(Data provided)
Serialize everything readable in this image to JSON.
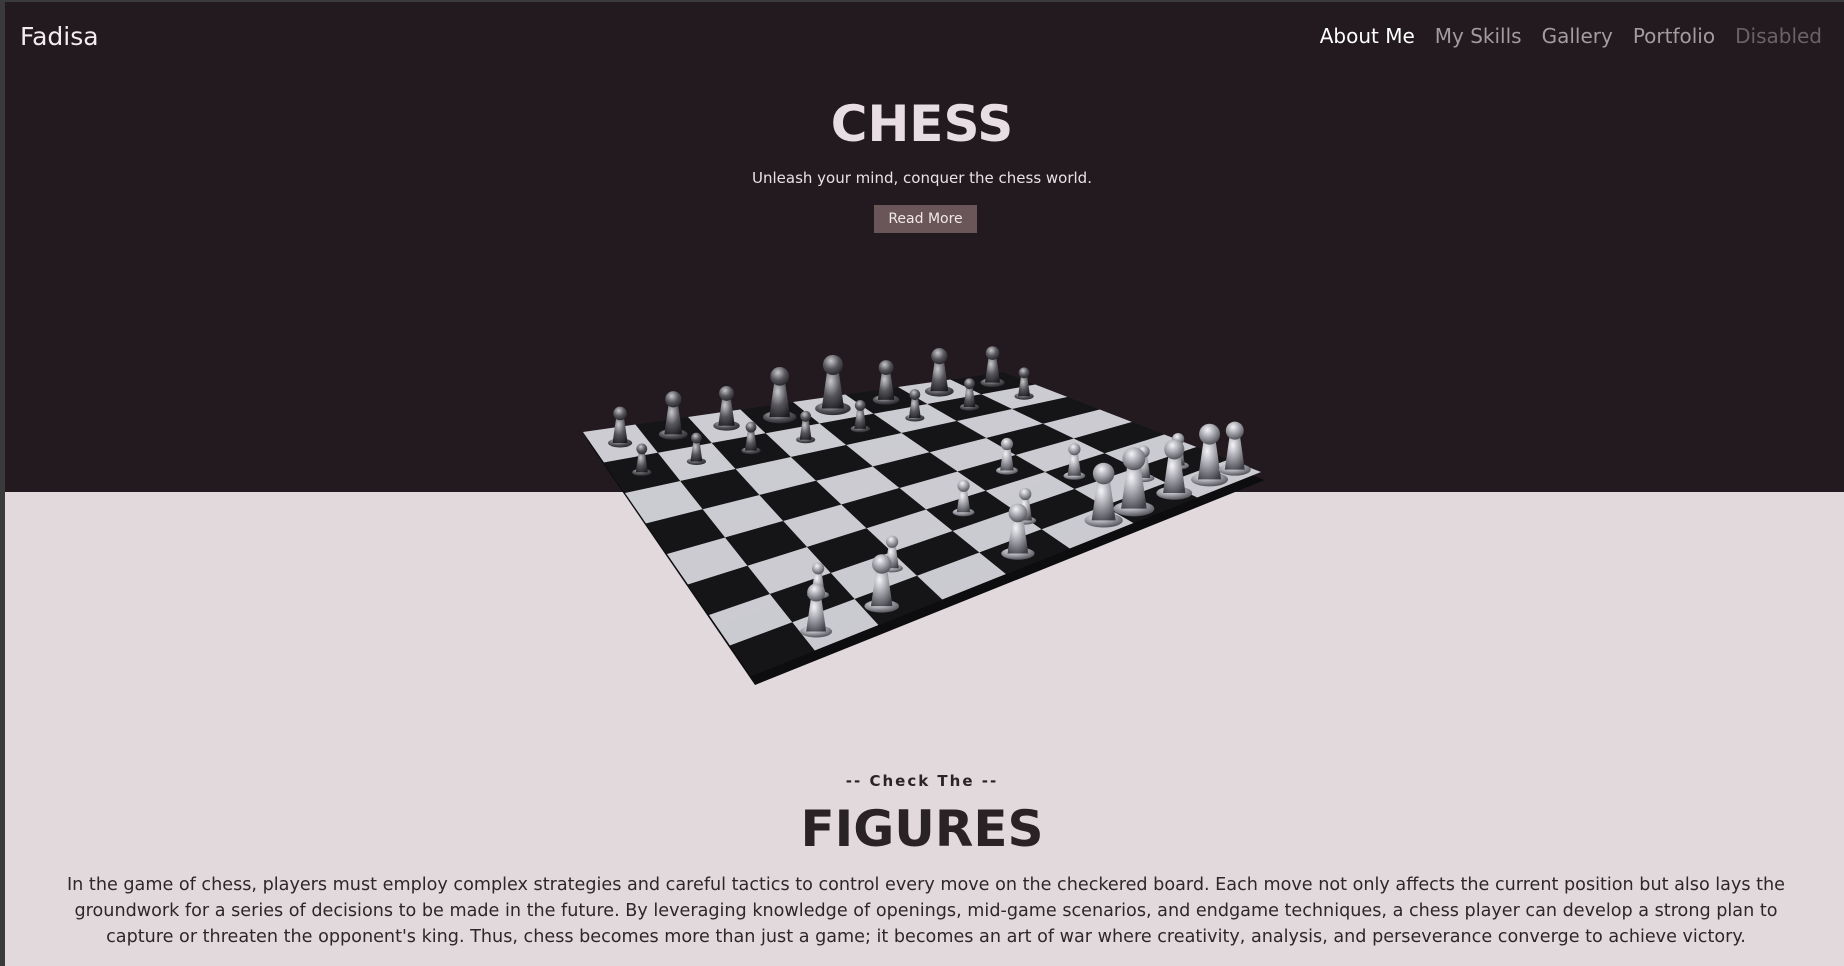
{
  "navbar": {
    "brand": "Fadisa",
    "links": [
      {
        "label": "About Me",
        "state": "active"
      },
      {
        "label": "My Skills",
        "state": "normal"
      },
      {
        "label": "Gallery",
        "state": "normal"
      },
      {
        "label": "Portfolio",
        "state": "normal"
      },
      {
        "label": "Disabled",
        "state": "disabled"
      }
    ]
  },
  "hero": {
    "title": "CHESS",
    "subtitle": "Unleash your mind, conquer the chess world.",
    "button_label": "Read More"
  },
  "section": {
    "eyebrow": "-- Check The --",
    "title": "FIGURES",
    "body": "In the game of chess, players must employ complex strategies and careful tactics to control every move on the checkered board. Each move not only affects the current position but also lays the groundwork for a series of decisions to be made in the future. By leveraging knowledge of openings, mid-game scenarios, and endgame techniques, a chess player can develop a strong plan to capture or threaten the opponent's king. Thus, chess becomes more than just a game; it becomes an art of war where creativity, analysis, and perseverance converge to achieve victory."
  },
  "colors": {
    "hero_bg": "#221a1e",
    "lower_bg": "#e1d9dc",
    "button_bg": "#6a5558"
  }
}
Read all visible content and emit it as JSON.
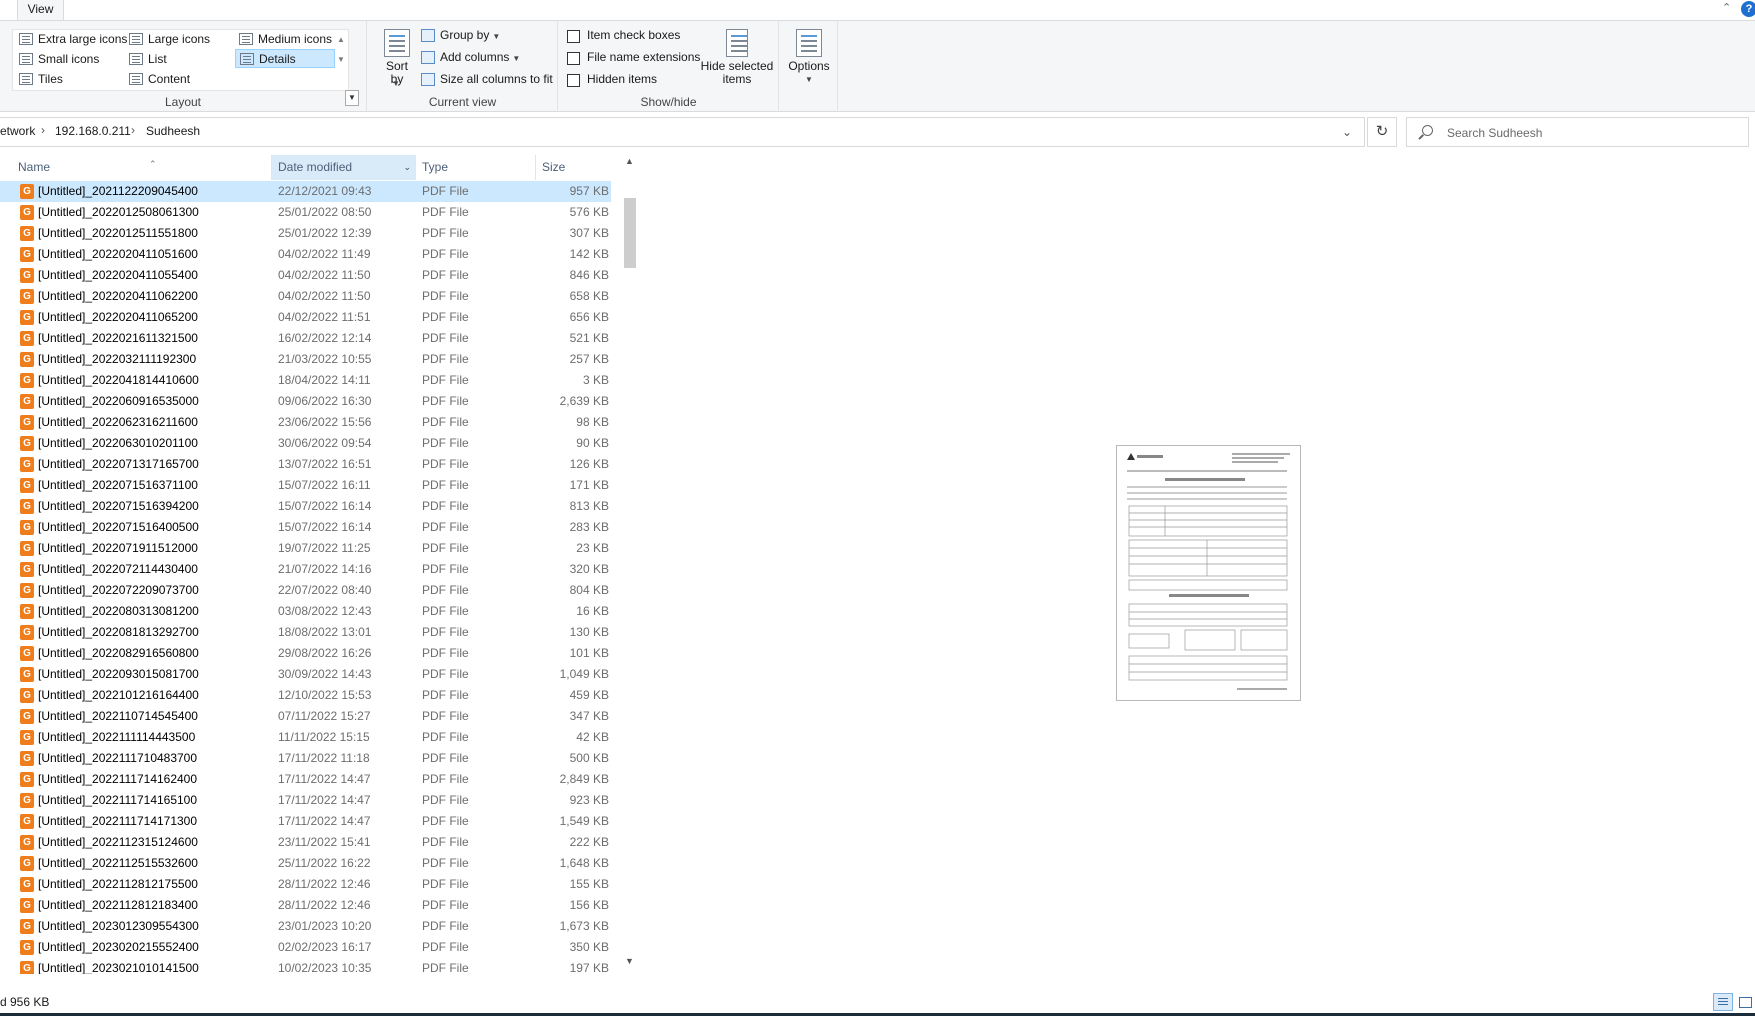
{
  "tabs": {
    "view": "View"
  },
  "ribbon": {
    "layout": {
      "label": "Layout",
      "options": [
        "Extra large icons",
        "Large icons",
        "Medium icons",
        "Small icons",
        "List",
        "Details",
        "Tiles",
        "Content"
      ],
      "selected": "Details"
    },
    "current_view": {
      "label": "Current view",
      "sort_by": "Sort by",
      "group_by": "Group by",
      "add_columns": "Add columns",
      "size_all_columns": "Size all columns to fit"
    },
    "show_hide": {
      "label": "Show/hide",
      "item_check_boxes": "Item check boxes",
      "file_name_extensions": "File name extensions",
      "hidden_items": "Hidden items",
      "hide_selected_line1": "Hide selected",
      "hide_selected_line2": "items"
    },
    "options": {
      "label": "Options"
    }
  },
  "address": {
    "crumbs": [
      "etwork",
      "192.168.0.211",
      "Sudheesh"
    ],
    "search_placeholder": "Search Sudheesh"
  },
  "columns": {
    "name": "Name",
    "date": "Date modified",
    "type": "Type",
    "size": "Size"
  },
  "files": [
    {
      "name": "[Untitled]_2021122209045400",
      "date": "22/12/2021 09:43",
      "type": "PDF File",
      "size": "957 KB"
    },
    {
      "name": "[Untitled]_2022012508061300",
      "date": "25/01/2022 08:50",
      "type": "PDF File",
      "size": "576 KB"
    },
    {
      "name": "[Untitled]_2022012511551800",
      "date": "25/01/2022 12:39",
      "type": "PDF File",
      "size": "307 KB"
    },
    {
      "name": "[Untitled]_2022020411051600",
      "date": "04/02/2022 11:49",
      "type": "PDF File",
      "size": "142 KB"
    },
    {
      "name": "[Untitled]_2022020411055400",
      "date": "04/02/2022 11:50",
      "type": "PDF File",
      "size": "846 KB"
    },
    {
      "name": "[Untitled]_2022020411062200",
      "date": "04/02/2022 11:50",
      "type": "PDF File",
      "size": "658 KB"
    },
    {
      "name": "[Untitled]_2022020411065200",
      "date": "04/02/2022 11:51",
      "type": "PDF File",
      "size": "656 KB"
    },
    {
      "name": "[Untitled]_2022021611321500",
      "date": "16/02/2022 12:14",
      "type": "PDF File",
      "size": "521 KB"
    },
    {
      "name": "[Untitled]_2022032111192300",
      "date": "21/03/2022 10:55",
      "type": "PDF File",
      "size": "257 KB"
    },
    {
      "name": "[Untitled]_2022041814410600",
      "date": "18/04/2022 14:11",
      "type": "PDF File",
      "size": "3 KB"
    },
    {
      "name": "[Untitled]_2022060916535000",
      "date": "09/06/2022 16:30",
      "type": "PDF File",
      "size": "2,639 KB"
    },
    {
      "name": "[Untitled]_2022062316211600",
      "date": "23/06/2022 15:56",
      "type": "PDF File",
      "size": "98 KB"
    },
    {
      "name": "[Untitled]_2022063010201100",
      "date": "30/06/2022 09:54",
      "type": "PDF File",
      "size": "90 KB"
    },
    {
      "name": "[Untitled]_2022071317165700",
      "date": "13/07/2022 16:51",
      "type": "PDF File",
      "size": "126 KB"
    },
    {
      "name": "[Untitled]_2022071516371100",
      "date": "15/07/2022 16:11",
      "type": "PDF File",
      "size": "171 KB"
    },
    {
      "name": "[Untitled]_2022071516394200",
      "date": "15/07/2022 16:14",
      "type": "PDF File",
      "size": "813 KB"
    },
    {
      "name": "[Untitled]_2022071516400500",
      "date": "15/07/2022 16:14",
      "type": "PDF File",
      "size": "283 KB"
    },
    {
      "name": "[Untitled]_2022071911512000",
      "date": "19/07/2022 11:25",
      "type": "PDF File",
      "size": "23 KB"
    },
    {
      "name": "[Untitled]_2022072114430400",
      "date": "21/07/2022 14:16",
      "type": "PDF File",
      "size": "320 KB"
    },
    {
      "name": "[Untitled]_2022072209073700",
      "date": "22/07/2022 08:40",
      "type": "PDF File",
      "size": "804 KB"
    },
    {
      "name": "[Untitled]_2022080313081200",
      "date": "03/08/2022 12:43",
      "type": "PDF File",
      "size": "16 KB"
    },
    {
      "name": "[Untitled]_2022081813292700",
      "date": "18/08/2022 13:01",
      "type": "PDF File",
      "size": "130 KB"
    },
    {
      "name": "[Untitled]_2022082916560800",
      "date": "29/08/2022 16:26",
      "type": "PDF File",
      "size": "101 KB"
    },
    {
      "name": "[Untitled]_2022093015081700",
      "date": "30/09/2022 14:43",
      "type": "PDF File",
      "size": "1,049 KB"
    },
    {
      "name": "[Untitled]_2022101216164400",
      "date": "12/10/2022 15:53",
      "type": "PDF File",
      "size": "459 KB"
    },
    {
      "name": "[Untitled]_2022110714545400",
      "date": "07/11/2022 15:27",
      "type": "PDF File",
      "size": "347 KB"
    },
    {
      "name": "[Untitled]_2022111114443500",
      "date": "11/11/2022 15:15",
      "type": "PDF File",
      "size": "42 KB"
    },
    {
      "name": "[Untitled]_2022111710483700",
      "date": "17/11/2022 11:18",
      "type": "PDF File",
      "size": "500 KB"
    },
    {
      "name": "[Untitled]_2022111714162400",
      "date": "17/11/2022 14:47",
      "type": "PDF File",
      "size": "2,849 KB"
    },
    {
      "name": "[Untitled]_2022111714165100",
      "date": "17/11/2022 14:47",
      "type": "PDF File",
      "size": "923 KB"
    },
    {
      "name": "[Untitled]_2022111714171300",
      "date": "17/11/2022 14:47",
      "type": "PDF File",
      "size": "1,549 KB"
    },
    {
      "name": "[Untitled]_2022112315124600",
      "date": "23/11/2022 15:41",
      "type": "PDF File",
      "size": "222 KB"
    },
    {
      "name": "[Untitled]_2022112515532600",
      "date": "25/11/2022 16:22",
      "type": "PDF File",
      "size": "1,648 KB"
    },
    {
      "name": "[Untitled]_2022112812175500",
      "date": "28/11/2022 12:46",
      "type": "PDF File",
      "size": "155 KB"
    },
    {
      "name": "[Untitled]_2022112812183400",
      "date": "28/11/2022 12:46",
      "type": "PDF File",
      "size": "156 KB"
    },
    {
      "name": "[Untitled]_2023012309554300",
      "date": "23/01/2023 10:20",
      "type": "PDF File",
      "size": "1,673 KB"
    },
    {
      "name": "[Untitled]_2023020215552400",
      "date": "02/02/2023 16:17",
      "type": "PDF File",
      "size": "350 KB"
    },
    {
      "name": "[Untitled]_2023021010141500",
      "date": "10/02/2023 10:35",
      "type": "PDF File",
      "size": "197 KB"
    }
  ],
  "selected_index": 0,
  "file_icon_glyph": "G",
  "status": "d 956 KB",
  "colors": {
    "file_icon": "#ef7d1b",
    "selection": "#cce8ff",
    "accent": "#1e6fd0"
  }
}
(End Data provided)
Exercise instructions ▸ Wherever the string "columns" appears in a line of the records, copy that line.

Task response ▸
      "add_columns": "Add columns",
      "size_all_columns": "Size all columns to fit"
  "columns": {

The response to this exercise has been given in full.